Friday, November 27, 2020

Highly unusual graph

The graph below shows child entry into state care by ethnicity from March to June 2020.

Can you spot what is unusual about it? Certainly I have never seen a graph representing NZ ethnicities like this one before. Ever.



david said...

Do we know what proportion of the child welfare front line staff are Maori?

Lindsay Mitchell said...

Around a quarter of all staff are Maori apparently.

Iain H said...

Proportion of "other" has plummeted.
Or one or more of the categories has been redefined?

Anonymous said...

I agree it is unusual, but perhaps it reflects the underlying mix of children.

Would you know if a child that is Maori/Pakeha is classified as "other" since the child is clearly not Maori, and there is no Maori/Pakeha category.

Anonymous said...

Hi Lindsay

Because I knew you would be interested, I went on to the OT site and found the equivalent breakdown for the number of children in care.
and then onto the Statistics NZ website to find the proportion of children aged under 15 (that was the easy way to get the numbers)

[Sorry - I can't past the results in with proper formatting. Perhaps you can.]

The difference between the population measures and those in care the top and bottom lines difference is amazing. I presume that is what they are wanting to convey with their graph.

0-19 y.o. in 2018 Census In care
Maori Only 9% 58%
Maori/Pacific Peoples 7% 10%
Pacific Peoples Only 2% 6%
other 82% 26%

Lindsay Mitchell said...

What intrigued me about this OT-generated graph is the absence of a 'NZ European' (or 'Pakeha') group/label. They are classified with 'other'.

This is a departure from usual NZ depiction of ethnic data in any area - health, education, corrections, justice, benefit system etc.

And yes, first anon, where is the Maori/Pakeha child accounted for?

Thanks for the raw data second anon. The disproportionality is long-standing. One person would have it as an institutional racism problem; another might simply conclude that these children are disproportionately at risk. 'Why' is a secondary issue. OTs job is to protect the child first.

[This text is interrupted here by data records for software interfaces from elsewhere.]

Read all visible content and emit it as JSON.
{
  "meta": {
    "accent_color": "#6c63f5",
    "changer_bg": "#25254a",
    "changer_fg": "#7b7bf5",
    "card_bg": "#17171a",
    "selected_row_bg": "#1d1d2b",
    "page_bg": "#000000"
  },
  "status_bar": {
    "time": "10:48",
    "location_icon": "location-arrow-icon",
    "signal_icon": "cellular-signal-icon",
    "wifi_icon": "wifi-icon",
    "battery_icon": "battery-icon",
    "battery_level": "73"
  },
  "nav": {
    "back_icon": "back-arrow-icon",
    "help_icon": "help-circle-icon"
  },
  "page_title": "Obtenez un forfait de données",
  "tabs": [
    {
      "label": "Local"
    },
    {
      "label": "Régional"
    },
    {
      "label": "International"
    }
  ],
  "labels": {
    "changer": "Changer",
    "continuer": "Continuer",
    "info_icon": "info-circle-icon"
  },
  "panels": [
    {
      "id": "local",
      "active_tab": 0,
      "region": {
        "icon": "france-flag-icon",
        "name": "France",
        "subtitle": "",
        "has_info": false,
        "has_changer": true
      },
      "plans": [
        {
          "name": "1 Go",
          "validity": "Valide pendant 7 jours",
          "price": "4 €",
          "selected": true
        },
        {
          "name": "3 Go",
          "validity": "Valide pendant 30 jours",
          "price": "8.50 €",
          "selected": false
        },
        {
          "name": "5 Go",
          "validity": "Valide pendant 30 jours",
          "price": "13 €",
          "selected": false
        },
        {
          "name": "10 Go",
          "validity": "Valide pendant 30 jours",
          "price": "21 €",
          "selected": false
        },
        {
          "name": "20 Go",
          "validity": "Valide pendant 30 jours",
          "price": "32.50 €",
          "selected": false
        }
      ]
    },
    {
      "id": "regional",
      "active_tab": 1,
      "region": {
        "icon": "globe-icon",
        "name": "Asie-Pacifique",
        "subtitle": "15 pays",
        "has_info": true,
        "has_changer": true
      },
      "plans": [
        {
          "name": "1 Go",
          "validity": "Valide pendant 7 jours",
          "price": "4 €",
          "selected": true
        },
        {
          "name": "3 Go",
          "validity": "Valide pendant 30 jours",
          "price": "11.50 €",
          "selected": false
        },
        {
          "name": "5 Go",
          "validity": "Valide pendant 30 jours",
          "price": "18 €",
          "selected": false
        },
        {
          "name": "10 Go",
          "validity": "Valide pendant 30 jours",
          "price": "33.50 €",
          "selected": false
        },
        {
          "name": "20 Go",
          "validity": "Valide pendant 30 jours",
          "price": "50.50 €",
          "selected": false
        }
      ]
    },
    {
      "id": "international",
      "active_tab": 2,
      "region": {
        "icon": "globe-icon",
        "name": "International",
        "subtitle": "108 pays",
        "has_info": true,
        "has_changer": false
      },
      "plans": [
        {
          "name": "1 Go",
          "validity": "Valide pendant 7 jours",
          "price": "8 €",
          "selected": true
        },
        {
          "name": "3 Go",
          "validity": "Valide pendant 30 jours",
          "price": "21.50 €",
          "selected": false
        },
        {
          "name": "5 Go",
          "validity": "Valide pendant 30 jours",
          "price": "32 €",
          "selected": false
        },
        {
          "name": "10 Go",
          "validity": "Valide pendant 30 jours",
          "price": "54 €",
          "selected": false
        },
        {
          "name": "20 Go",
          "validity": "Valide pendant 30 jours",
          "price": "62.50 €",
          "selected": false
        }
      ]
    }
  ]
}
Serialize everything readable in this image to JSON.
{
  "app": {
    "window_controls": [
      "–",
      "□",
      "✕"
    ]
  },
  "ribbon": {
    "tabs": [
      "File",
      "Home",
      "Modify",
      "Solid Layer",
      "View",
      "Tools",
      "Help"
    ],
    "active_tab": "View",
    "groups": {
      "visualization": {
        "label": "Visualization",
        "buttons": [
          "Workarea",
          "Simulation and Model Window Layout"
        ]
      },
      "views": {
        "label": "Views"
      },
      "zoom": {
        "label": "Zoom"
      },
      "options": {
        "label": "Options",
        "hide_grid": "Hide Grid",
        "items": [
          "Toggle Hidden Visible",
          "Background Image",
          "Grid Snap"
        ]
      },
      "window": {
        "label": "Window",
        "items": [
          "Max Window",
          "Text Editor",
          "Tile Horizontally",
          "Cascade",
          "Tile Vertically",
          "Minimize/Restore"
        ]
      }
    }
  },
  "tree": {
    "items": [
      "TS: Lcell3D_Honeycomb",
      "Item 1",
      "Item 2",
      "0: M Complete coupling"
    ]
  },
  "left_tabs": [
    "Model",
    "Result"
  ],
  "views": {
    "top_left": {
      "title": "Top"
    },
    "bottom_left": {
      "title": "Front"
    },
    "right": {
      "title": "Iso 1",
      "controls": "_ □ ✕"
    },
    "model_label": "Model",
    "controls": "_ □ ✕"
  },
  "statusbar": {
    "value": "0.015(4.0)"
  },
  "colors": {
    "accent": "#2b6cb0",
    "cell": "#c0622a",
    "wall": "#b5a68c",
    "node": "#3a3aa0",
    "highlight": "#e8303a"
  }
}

captainofthegate said...

Says to me family is more powerful than the state. When families live together, even under duress, families become stronger. Whatever the graph colour.